Luzula plumosa Wall. subsp. rufescens (Fischer ex Meyer) Chandler comb. et stat. nov.
Is this the only solution to this problem? No.
If not, what is the answer?
Luzula plumosa Wall. subsp. macrocarpa (Buchenau) Chandler comb. et stat. nov. Or you could call it a completely different name, since no taxon has priority outside its own rank.
What is the correct name of this taxon as a variety of Luzula comosa E. Meyer?
Luzula comosa E. Meyer var. macrocarpa (Buchenau) Chandler comb. nov.
Is this the only solution to this problem? Yes.
12. Give the correct name for this taxon as a species of Androsace.
Androsace bungeana Schischk. & Bobr.
Give the correct name of this taxon as a variety of Androsace olgae Ovcz.
Androsace olgae Ovcz. var latifolia (Bunge) Chandler comb. nov.
13. Give the correct name for this taxon as a species of Abolboda.
Abolboda americana (Aublet) Lanjouw
14. Give this species of flowering plants a valid name.
Smartwoodia glauca (Wilson & Jones) Chandler gen. et comb. nov. [Could be any genus name, however]
15. What is the correct name of this taxon as a species of Spathiphyllum?
Spathiphyllum patinii (Hogg) N.E. Brown
16. What is the correct name of this taxon as a species of Anaphalis?
Anaphalis margaritacea (L.) Gray
What is the correct name of this taxon as a variety of Anaphalis sierrae Heller?
Anaphalis sierrae Heller var. subalpina (Gray) Chandler comb. nov.
17. What is the correct name of this taxon as a species of Artemisia?
Artemisia pycnocephala (Less.) DC.
Give the correct name of this taxon as a subspecies of Artemisia tridentata Nutt.
Artemisia tridentata Nutt. ssp. pycnocephala (Less.) Chandler comb. nov.
18. Give the correct name of this taxon as a subspecies of Eriogonum insigne.
Eriogonum insigne Wats. subsp. exaltatum (Jones) Chandler comb. nov.
Give the correct name of this taxon as a variety of Eriogonum deflexum.
Eriogonum deflexum Torrey var. insigne (S. Wats.) Jones

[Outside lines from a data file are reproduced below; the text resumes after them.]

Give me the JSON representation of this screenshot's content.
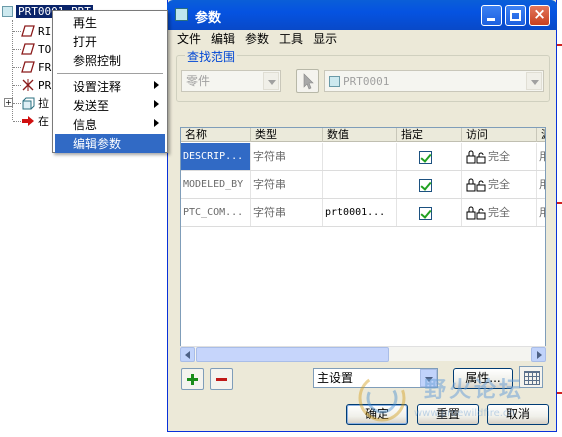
{
  "tree": {
    "root": "PRT0001.PRT",
    "items": [
      "RI",
      "TO",
      "FR",
      "PR",
      "拉",
      "在"
    ]
  },
  "context_menu": {
    "items": [
      {
        "label": "再生",
        "submenu": false
      },
      {
        "label": "打开",
        "submenu": false
      },
      {
        "label": "参照控制",
        "submenu": false
      },
      {
        "label": "设置注释",
        "submenu": true
      },
      {
        "label": "发送至",
        "submenu": true
      },
      {
        "label": "信息",
        "submenu": true
      },
      {
        "label": "编辑参数",
        "submenu": false,
        "selected": true
      }
    ]
  },
  "dialog": {
    "title": "参数",
    "menu": [
      "文件",
      "编辑",
      "参数",
      "工具",
      "显示"
    ],
    "search_scope": {
      "label": "查找范围",
      "type_value": "零件",
      "object_value": "PRT0001"
    },
    "table": {
      "columns": [
        "名称",
        "类型",
        "数值",
        "指定",
        "访问",
        "源"
      ],
      "rows": [
        {
          "name": "DESCRIP...",
          "type": "字符串",
          "value": "",
          "designated": true,
          "access": "完全",
          "source": "用户定义",
          "selected": true
        },
        {
          "name": "MODELED_BY",
          "type": "字符串",
          "value": "",
          "designated": true,
          "access": "完全",
          "source": "用户定义",
          "selected": false
        },
        {
          "name": "PTC_COM...",
          "type": "字符串",
          "value": "prt0001...",
          "designated": true,
          "access": "完全",
          "source": "用户定义",
          "selected": false
        }
      ]
    },
    "settings_combo": "主设置",
    "properties_label": "属性...",
    "ok_label": "确定",
    "reset_label": "重置",
    "cancel_label": "取消"
  },
  "watermark": {
    "text": "野火论坛",
    "url": "www.proewildfire.cn"
  },
  "colors": {
    "title_bar": "#0553e1",
    "selection": "#316ac5",
    "dialog_bg": "#ece9d8"
  }
}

19. What is the correct name of this taxon as a species of Argythamnia?
Argythamnia argentea Millspaugh
What is the correct name of this taxon as a variety of Argythamnia stahlii Urban?
Argythamnia stahlii Urban var. lanceolata (Mull. Arg.) Chandler comb. nov.

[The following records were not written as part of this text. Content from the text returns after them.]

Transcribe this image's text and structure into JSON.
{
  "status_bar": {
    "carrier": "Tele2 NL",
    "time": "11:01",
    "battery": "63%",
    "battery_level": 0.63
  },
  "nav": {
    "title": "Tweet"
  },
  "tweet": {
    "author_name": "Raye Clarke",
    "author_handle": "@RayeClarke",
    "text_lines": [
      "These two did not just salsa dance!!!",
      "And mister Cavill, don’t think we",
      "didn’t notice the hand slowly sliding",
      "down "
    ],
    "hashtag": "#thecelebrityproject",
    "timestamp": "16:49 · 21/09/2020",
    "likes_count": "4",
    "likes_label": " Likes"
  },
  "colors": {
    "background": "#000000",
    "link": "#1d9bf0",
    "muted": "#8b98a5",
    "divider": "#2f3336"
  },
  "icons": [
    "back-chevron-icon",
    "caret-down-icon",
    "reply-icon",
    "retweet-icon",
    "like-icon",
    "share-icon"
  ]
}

20. Give the correct name of this taxon as a species of Novernium.
Novernium giganteum Watkins
Give the correct name of this taxon as a variety of Cayuga seneca Steuben.

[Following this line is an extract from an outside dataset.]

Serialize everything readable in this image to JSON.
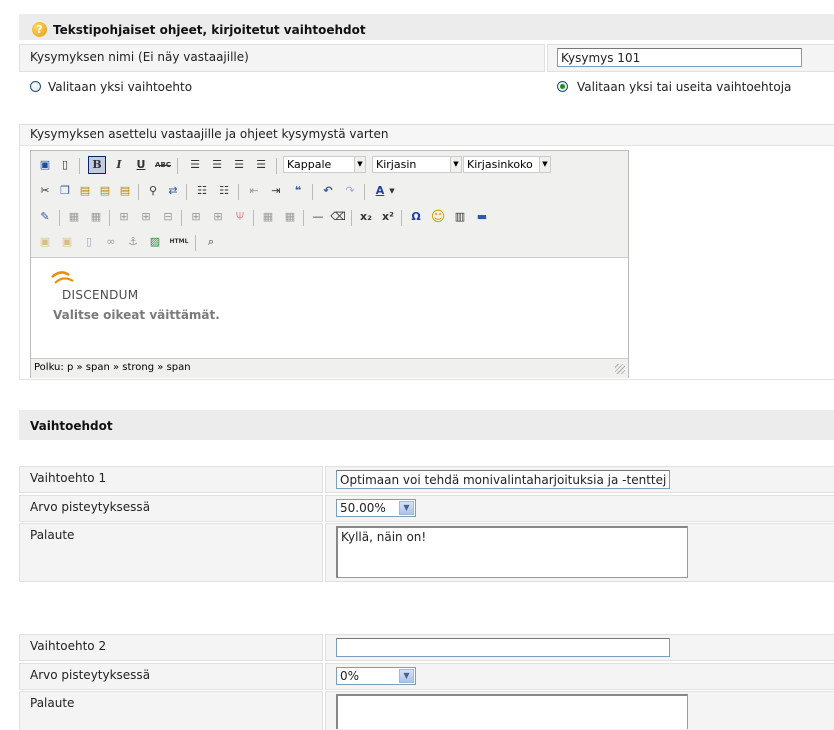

Cayuga seneca Steuben var. sericea (Wilson) Chandler comb. nov.
Suppose that the genus of Novernium belongs in a family of plants which has not yet been named, and is the only genus to be in this family. Its correct family name would be: Noverniaceae.
Why? Names of families must be based on a type genus.